## Exercise brief
Reproduce all entries precisely, down to the last character.

Records from a data collection:
★ ★ ★ ★ ★ ★ ★

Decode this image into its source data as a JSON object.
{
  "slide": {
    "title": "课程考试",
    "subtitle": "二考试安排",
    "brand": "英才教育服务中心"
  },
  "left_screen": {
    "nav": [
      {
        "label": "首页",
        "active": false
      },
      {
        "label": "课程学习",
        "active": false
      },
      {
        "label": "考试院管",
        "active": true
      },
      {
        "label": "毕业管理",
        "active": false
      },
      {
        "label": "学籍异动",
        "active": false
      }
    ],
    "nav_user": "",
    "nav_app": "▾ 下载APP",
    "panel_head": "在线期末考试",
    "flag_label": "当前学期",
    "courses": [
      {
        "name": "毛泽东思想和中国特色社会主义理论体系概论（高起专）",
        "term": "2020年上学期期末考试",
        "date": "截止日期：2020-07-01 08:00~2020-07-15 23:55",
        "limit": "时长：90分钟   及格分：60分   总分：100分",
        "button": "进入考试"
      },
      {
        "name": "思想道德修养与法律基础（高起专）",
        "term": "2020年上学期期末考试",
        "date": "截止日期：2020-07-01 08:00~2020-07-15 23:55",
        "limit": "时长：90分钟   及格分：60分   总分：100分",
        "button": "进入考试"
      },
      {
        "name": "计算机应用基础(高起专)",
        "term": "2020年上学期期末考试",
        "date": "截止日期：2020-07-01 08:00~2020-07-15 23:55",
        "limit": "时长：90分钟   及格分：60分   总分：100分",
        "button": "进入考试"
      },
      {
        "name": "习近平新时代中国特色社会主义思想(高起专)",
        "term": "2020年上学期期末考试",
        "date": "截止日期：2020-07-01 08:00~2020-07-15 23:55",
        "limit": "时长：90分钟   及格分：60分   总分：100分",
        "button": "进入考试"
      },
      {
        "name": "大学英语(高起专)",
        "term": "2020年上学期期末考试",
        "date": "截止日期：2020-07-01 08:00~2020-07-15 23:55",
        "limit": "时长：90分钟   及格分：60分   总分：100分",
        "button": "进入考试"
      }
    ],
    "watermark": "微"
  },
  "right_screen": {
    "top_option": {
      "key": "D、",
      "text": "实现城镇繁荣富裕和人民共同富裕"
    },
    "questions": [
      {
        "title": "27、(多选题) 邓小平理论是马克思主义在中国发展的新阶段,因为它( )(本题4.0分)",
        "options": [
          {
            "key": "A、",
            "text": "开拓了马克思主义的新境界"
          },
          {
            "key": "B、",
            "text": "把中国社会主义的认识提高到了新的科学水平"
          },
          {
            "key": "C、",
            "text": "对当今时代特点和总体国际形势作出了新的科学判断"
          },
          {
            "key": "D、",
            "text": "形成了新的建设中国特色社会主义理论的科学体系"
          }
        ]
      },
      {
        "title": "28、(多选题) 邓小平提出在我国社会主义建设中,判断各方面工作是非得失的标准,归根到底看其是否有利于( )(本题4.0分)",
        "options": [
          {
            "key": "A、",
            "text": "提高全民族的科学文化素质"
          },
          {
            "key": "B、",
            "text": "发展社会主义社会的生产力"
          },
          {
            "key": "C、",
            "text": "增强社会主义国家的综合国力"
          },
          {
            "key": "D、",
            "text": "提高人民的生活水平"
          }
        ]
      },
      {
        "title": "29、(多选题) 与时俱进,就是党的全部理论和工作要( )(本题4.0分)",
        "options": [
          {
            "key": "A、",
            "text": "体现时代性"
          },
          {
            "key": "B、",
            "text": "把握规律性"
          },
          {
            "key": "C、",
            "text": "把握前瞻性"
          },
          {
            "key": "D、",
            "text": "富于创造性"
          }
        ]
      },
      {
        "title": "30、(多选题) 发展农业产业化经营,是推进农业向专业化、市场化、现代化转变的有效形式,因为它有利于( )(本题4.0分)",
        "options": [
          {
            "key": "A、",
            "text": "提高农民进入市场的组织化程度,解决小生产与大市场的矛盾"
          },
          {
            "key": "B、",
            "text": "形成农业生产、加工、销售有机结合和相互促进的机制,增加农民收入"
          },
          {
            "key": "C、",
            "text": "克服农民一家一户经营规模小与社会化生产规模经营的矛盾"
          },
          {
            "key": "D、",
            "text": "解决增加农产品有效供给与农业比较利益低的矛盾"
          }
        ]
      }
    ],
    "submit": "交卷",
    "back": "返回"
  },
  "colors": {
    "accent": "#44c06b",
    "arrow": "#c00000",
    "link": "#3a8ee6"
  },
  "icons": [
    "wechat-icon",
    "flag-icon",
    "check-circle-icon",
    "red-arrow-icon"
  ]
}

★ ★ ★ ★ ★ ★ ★

## Written answer
Decode this image into its source data as a JSON object.
{
  "slide": {
    "title": "课程考试",
    "subtitle": "二考试安排",
    "brand": "英才教育服务中心"
  },
  "left_screen": {
    "nav": [
      {
        "label": "首页",
        "active": false
      },
      {
        "label": "课程学习",
        "active": false
      },
      {
        "label": "考试院管",
        "active": true
      },
      {
        "label": "毕业管理",
        "active": false
      },
      {
        "label": "学籍异动",
        "active": false
      }
    ],
    "nav_user": "",
    "nav_app": "▾ 下载APP",
    "panel_head": "在线期末考试",
    "flag_label": "当前学期",
    "courses": [
      {
        "name": "毛泽东思想和中国特色社会主义理论体系概论（高起专）",
        "term": "2020年上学期期末考试",
        "date": "截止日期：2020-07-01 08:00~2020-07-15 23:55",
        "limit": "时长：90分钟   及格分：60分   总分：100分",
        "button": "进入考试"
      },
      {
        "name": "思想道德修养与法律基础（高起专）",
        "term": "2020年上学期期末考试",
        "date": "截止日期：2020-07-01 08:00~2020-07-15 23:55",
        "limit": "时长：90分钟   及格分：60分   总分：100分",
        "button": "进入考试"
      },
      {
        "name": "计算机应用基础(高起专)",
        "term": "2020年上学期期末考试",
        "date": "截止日期：2020-07-01 08:00~2020-07-15 23:55",
        "limit": "时长：90分钟   及格分：60分   总分：100分",
        "button": "进入考试"
      },
      {
        "name": "习近平新时代中国特色社会主义思想(高起专)",
        "term": "2020年上学期期末考试",
        "date": "截止日期：2020-07-01 08:00~2020-07-15 23:55",
        "limit": "时长：90分钟   及格分：60分   总分：100分",
        "button": "进入考试"
      },
      {
        "name": "大学英语(高起专)",
        "term": "2020年上学期期末考试",
        "date": "截止日期：2020-07-01 08:00~2020-07-15 23:55",
        "limit": "时长：90分钟   及格分：60分   总分：100分",
        "button": "进入考试"
      }
    ],
    "watermark": "微"
  },
  "right_screen": {
    "top_option": {
      "key": "D、",
      "text": "实现城镇繁荣富裕和人民共同富裕"
    },
    "questions": [
      {
        "title": "27、(多选题) 邓小平理论是马克思主义在中国发展的新阶段,因为它( )(本题4.0分)",
        "options": [
          {
            "key": "A、",
            "text": "开拓了马克思主义的新境界"
          },
          {
            "key": "B、",
            "text": "把中国社会主义的认识提高到了新的科学水平"
          },
          {
            "key": "C、",
            "text": "对当今时代特点和总体国际形势作出了新的科学判断"
          },
          {
            "key": "D、",
            "text": "形成了新的建设中国特色社会主义理论的科学体系"
          }
        ]
      },
      {
        "title": "28、(多选题) 邓小平提出在我国社会主义建设中,判断各方面工作是非得失的标准,归根到底看其是否有利于( )(本题4.0分)",
        "options": [
          {
            "key": "A、",
            "text": "提高全民族的科学文化素质"
          },
          {
            "key": "B、",
            "text": "发展社会主义社会的生产力"
          },
          {
            "key": "C、",
            "text": "增强社会主义国家的综合国力"
          },
          {
            "key": "D、",
            "text": "提高人民的生活水平"
          }
        ]
      },
      {
        "title": "29、(多选题) 与时俱进,就是党的全部理论和工作要( )(本题4.0分)",
        "options": [
          {
            "key": "A、",
            "text": "体现时代性"
          },
          {
            "key": "B、",
            "text": "把握规律性"
          },
          {
            "key": "C、",
            "text": "把握前瞻性"
          },
          {
            "key": "D、",
            "text": "富于创造性"
          }
        ]
      },
      {
        "title": "30、(多选题) 发展农业产业化经营,是推进农业向专业化、市场化、现代化转变的有效形式,因为它有利于( )(本题4.0分)",
        "options": [
          {
            "key": "A、",
            "text": "提高农民进入市场的组织化程度,解决小生产与大市场的矛盾"
          },
          {
            "key": "B、",
            "text": "形成农业生产、加工、销售有机结合和相互促进的机制,增加农民收入"
          },
          {
            "key": "C、",
            "text": "克服农民一家一户经营规模小与社会化生产规模经营的矛盾"
          },
          {
            "key": "D、",
            "text": "解决增加农产品有效供给与农业比较利益低的矛盾"
          }
        ]
      }
    ],
    "submit": "交卷",
    "back": "返回"
  },
  "colors": {
    "accent": "#44c06b",
    "arrow": "#c00000",
    "link": "#3a8ee6"
  },
  "icons": [
    "wechat-icon",
    "flag-icon",
    "check-circle-icon",
    "red-arrow-icon"
  ]
}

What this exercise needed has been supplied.